What you should do: The records that follow are to be copied word for word. Pictures should be omitted.

Records for this task:
<<<<
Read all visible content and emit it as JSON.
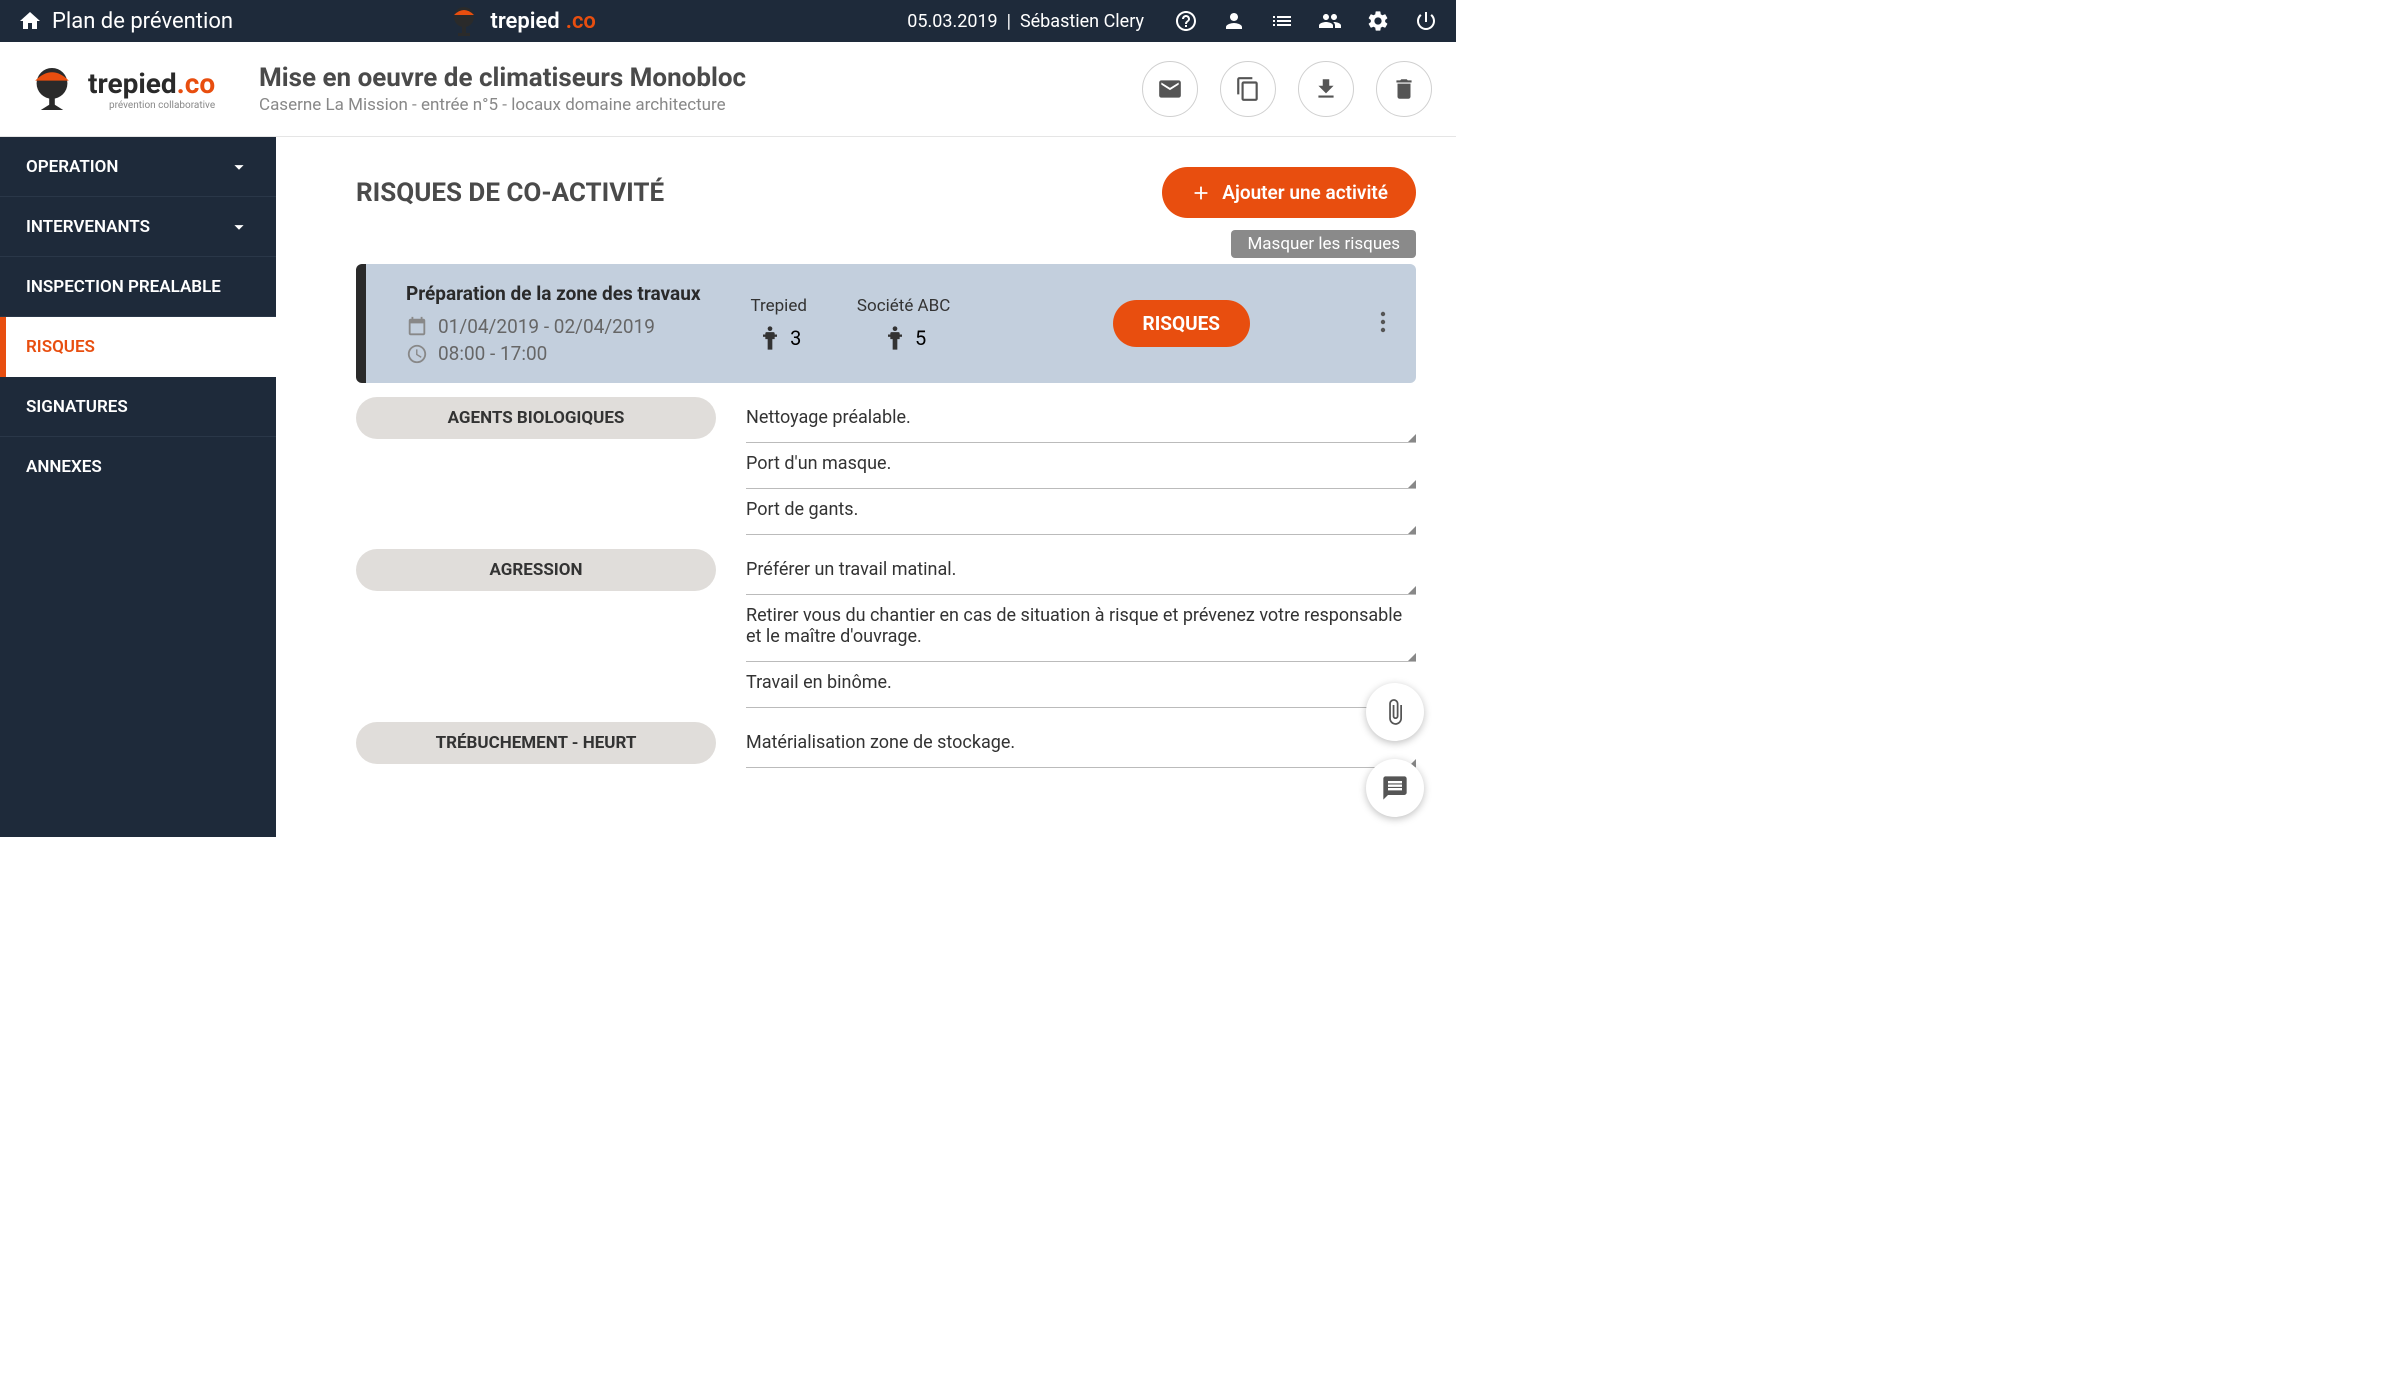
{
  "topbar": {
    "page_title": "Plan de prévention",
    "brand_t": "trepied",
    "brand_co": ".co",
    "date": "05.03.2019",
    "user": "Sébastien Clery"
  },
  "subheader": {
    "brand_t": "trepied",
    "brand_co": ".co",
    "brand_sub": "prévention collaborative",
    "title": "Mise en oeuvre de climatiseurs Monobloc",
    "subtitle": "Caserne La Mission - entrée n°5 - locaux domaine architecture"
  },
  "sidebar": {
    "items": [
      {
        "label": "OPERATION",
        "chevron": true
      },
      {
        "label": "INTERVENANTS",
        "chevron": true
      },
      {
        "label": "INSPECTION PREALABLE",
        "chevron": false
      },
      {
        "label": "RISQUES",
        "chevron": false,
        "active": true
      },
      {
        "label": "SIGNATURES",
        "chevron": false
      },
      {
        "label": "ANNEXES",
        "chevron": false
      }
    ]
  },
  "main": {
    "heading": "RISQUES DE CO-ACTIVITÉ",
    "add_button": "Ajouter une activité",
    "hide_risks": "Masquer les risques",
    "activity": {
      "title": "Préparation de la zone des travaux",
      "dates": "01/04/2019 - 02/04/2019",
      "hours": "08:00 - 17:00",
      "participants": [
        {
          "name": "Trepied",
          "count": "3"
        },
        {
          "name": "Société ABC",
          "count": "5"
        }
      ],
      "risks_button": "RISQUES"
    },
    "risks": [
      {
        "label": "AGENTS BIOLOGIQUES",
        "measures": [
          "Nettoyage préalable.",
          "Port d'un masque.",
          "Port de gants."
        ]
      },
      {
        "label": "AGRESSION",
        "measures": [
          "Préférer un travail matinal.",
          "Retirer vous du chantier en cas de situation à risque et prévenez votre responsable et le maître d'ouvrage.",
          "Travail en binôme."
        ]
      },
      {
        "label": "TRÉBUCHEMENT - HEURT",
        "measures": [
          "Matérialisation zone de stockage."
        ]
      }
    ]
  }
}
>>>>
Completed task:
Read all visible content and emit it as JSON.
{
  "topbar": {
    "page_title": "Plan de prévention",
    "brand_t": "trepied",
    "brand_co": ".co",
    "date": "05.03.2019",
    "user": "Sébastien Clery"
  },
  "subheader": {
    "brand_t": "trepied",
    "brand_co": ".co",
    "brand_sub": "prévention collaborative",
    "title": "Mise en oeuvre de climatiseurs Monobloc",
    "subtitle": "Caserne La Mission - entrée n°5 - locaux domaine architecture"
  },
  "sidebar": {
    "items": [
      {
        "label": "OPERATION",
        "chevron": true
      },
      {
        "label": "INTERVENANTS",
        "chevron": true
      },
      {
        "label": "INSPECTION PREALABLE",
        "chevron": false
      },
      {
        "label": "RISQUES",
        "chevron": false,
        "active": true
      },
      {
        "label": "SIGNATURES",
        "chevron": false
      },
      {
        "label": "ANNEXES",
        "chevron": false
      }
    ]
  },
  "main": {
    "heading": "RISQUES DE CO-ACTIVITÉ",
    "add_button": "Ajouter une activité",
    "hide_risks": "Masquer les risques",
    "activity": {
      "title": "Préparation de la zone des travaux",
      "dates": "01/04/2019 - 02/04/2019",
      "hours": "08:00 - 17:00",
      "participants": [
        {
          "name": "Trepied",
          "count": "3"
        },
        {
          "name": "Société ABC",
          "count": "5"
        }
      ],
      "risks_button": "RISQUES"
    },
    "risks": [
      {
        "label": "AGENTS BIOLOGIQUES",
        "measures": [
          "Nettoyage préalable.",
          "Port d'un masque.",
          "Port de gants."
        ]
      },
      {
        "label": "AGRESSION",
        "measures": [
          "Préférer un travail matinal.",
          "Retirer vous du chantier en cas de situation à risque et prévenez votre responsable et le maître d'ouvrage.",
          "Travail en binôme."
        ]
      },
      {
        "label": "TRÉBUCHEMENT - HEURT",
        "measures": [
          "Matérialisation zone de stockage."
        ]
      }
    ]
  }
}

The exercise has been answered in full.